Supplied data
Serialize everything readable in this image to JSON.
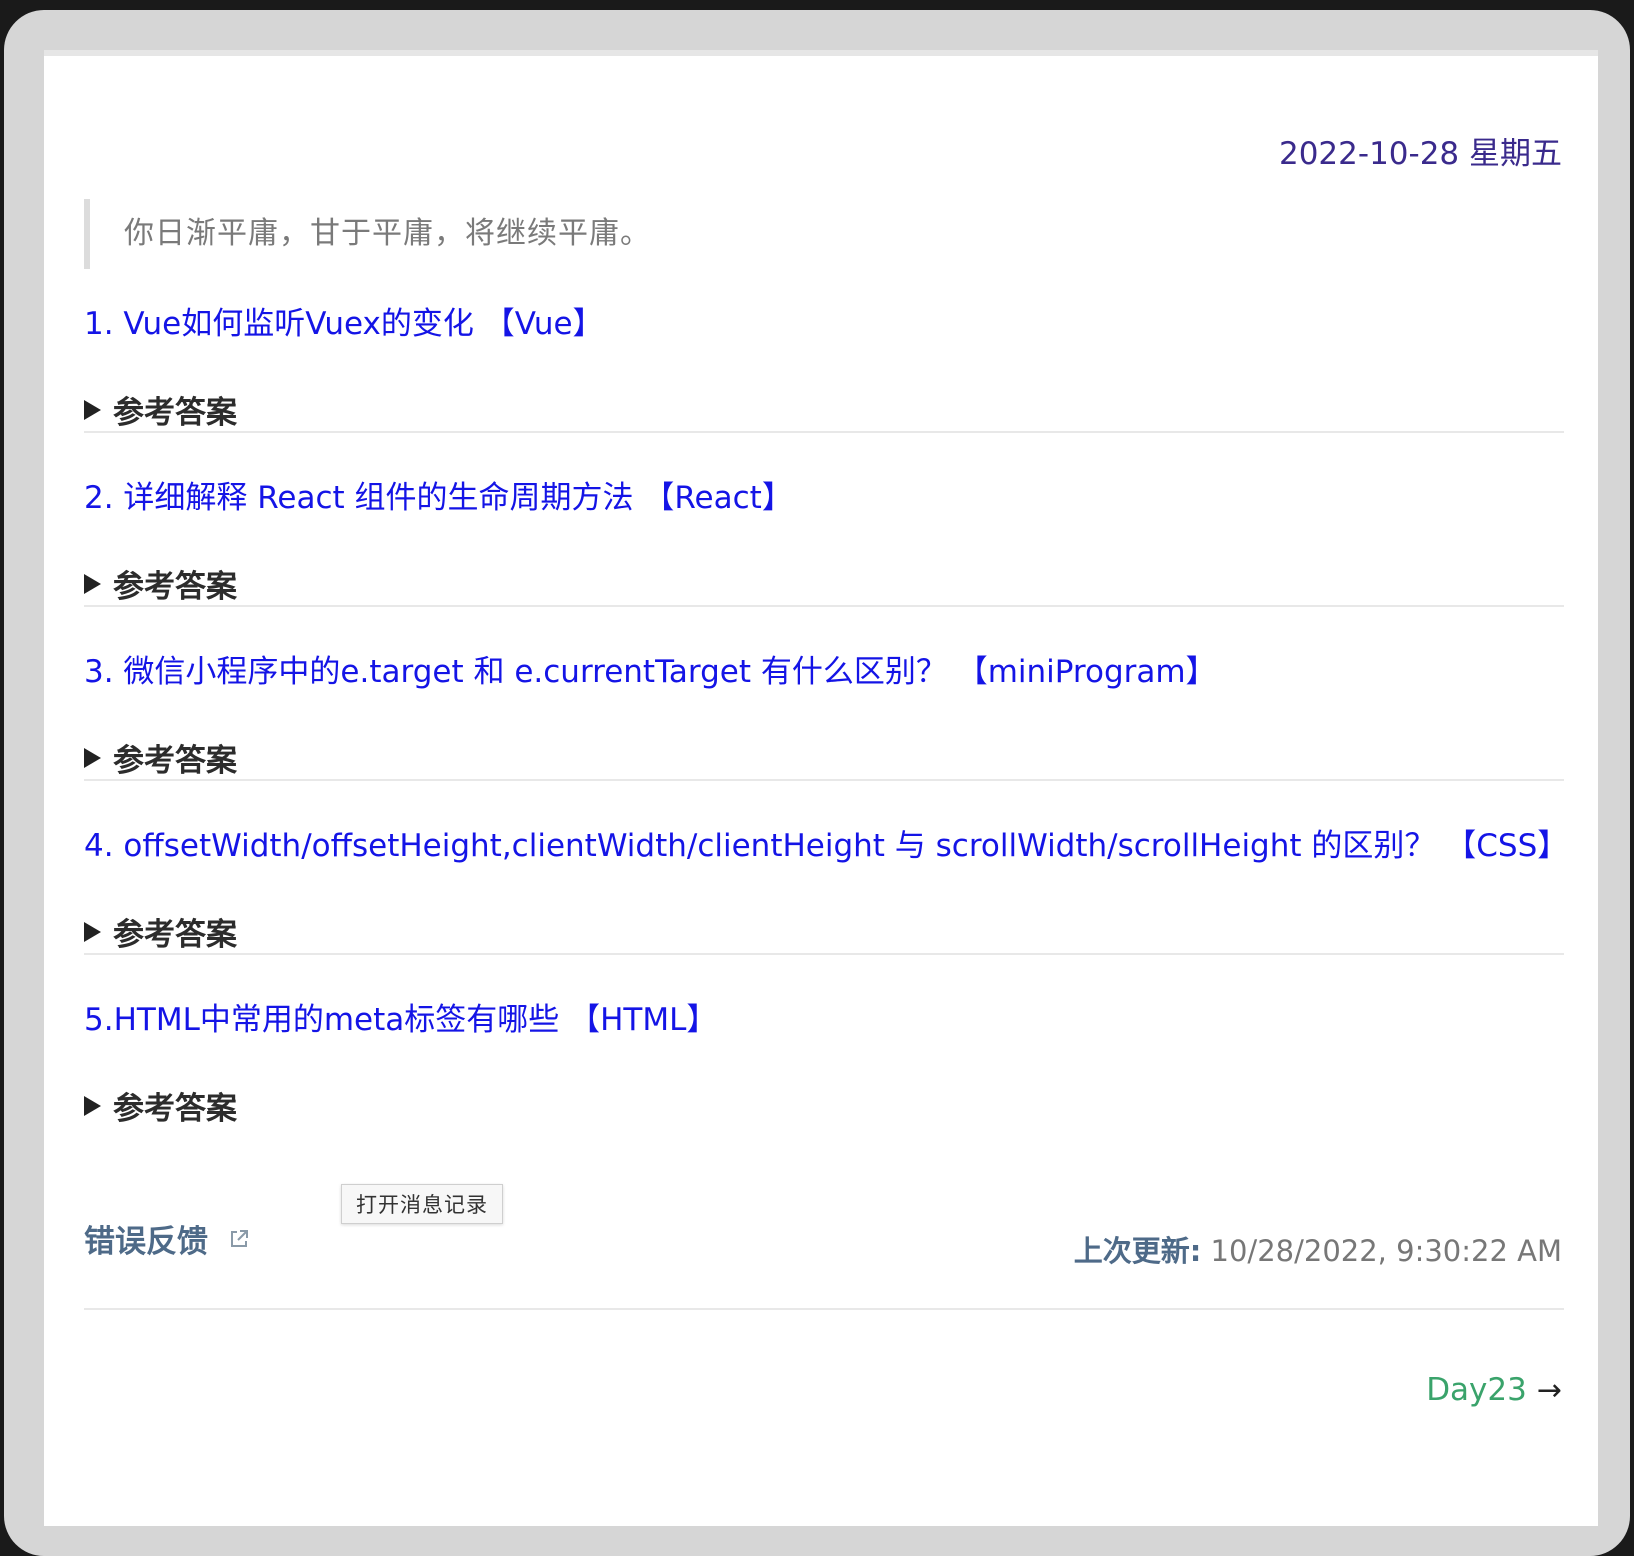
{
  "date": "2022-10-28 星期五",
  "quote": "你日渐平庸，甘于平庸，将继续平庸。",
  "questions": [
    {
      "title": "1. Vue如何监听Vuex的变化  【Vue】",
      "answer_label": "参考答案"
    },
    {
      "title": "2. 详细解释 React 组件的生命周期方法  【React】",
      "answer_label": "参考答案"
    },
    {
      "title": "3. 微信小程序中的e.target 和 e.currentTarget 有什么区别？  【miniProgram】",
      "answer_label": "参考答案"
    },
    {
      "title": "4. offsetWidth/offsetHeight,clientWidth/clientHeight 与 scrollWidth/scrollHeight 的区别？  【CSS】",
      "answer_label": "参考答案"
    },
    {
      "title": "5.HTML中常用的meta标签有哪些  【HTML】",
      "answer_label": "参考答案"
    }
  ],
  "tooltip": "打开消息记录",
  "footer": {
    "feedback": "错误反馈",
    "updated_label": "上次更新:",
    "updated_value": " 10/28/2022, 9:30:22 AM"
  },
  "next_link": "Day23",
  "colors": {
    "link": "#1414e6",
    "date": "#3a2a8c",
    "next": "#3aa36b",
    "footer": "#4e6a88"
  }
}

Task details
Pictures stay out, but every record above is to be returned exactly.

Response area
Serialize everything readable in this image to JSON.
{
  "date": "2022-10-28 星期五",
  "quote": "你日渐平庸，甘于平庸，将继续平庸。",
  "questions": [
    {
      "title": "1. Vue如何监听Vuex的变化  【Vue】",
      "answer_label": "参考答案"
    },
    {
      "title": "2. 详细解释 React 组件的生命周期方法  【React】",
      "answer_label": "参考答案"
    },
    {
      "title": "3. 微信小程序中的e.target 和 e.currentTarget 有什么区别？  【miniProgram】",
      "answer_label": "参考答案"
    },
    {
      "title": "4. offsetWidth/offsetHeight,clientWidth/clientHeight 与 scrollWidth/scrollHeight 的区别？  【CSS】",
      "answer_label": "参考答案"
    },
    {
      "title": "5.HTML中常用的meta标签有哪些  【HTML】",
      "answer_label": "参考答案"
    }
  ],
  "tooltip": "打开消息记录",
  "footer": {
    "feedback": "错误反馈",
    "updated_label": "上次更新:",
    "updated_value": " 10/28/2022, 9:30:22 AM"
  },
  "next_link": "Day23",
  "colors": {
    "link": "#1414e6",
    "date": "#3a2a8c",
    "next": "#3aa36b",
    "footer": "#4e6a88"
  }
}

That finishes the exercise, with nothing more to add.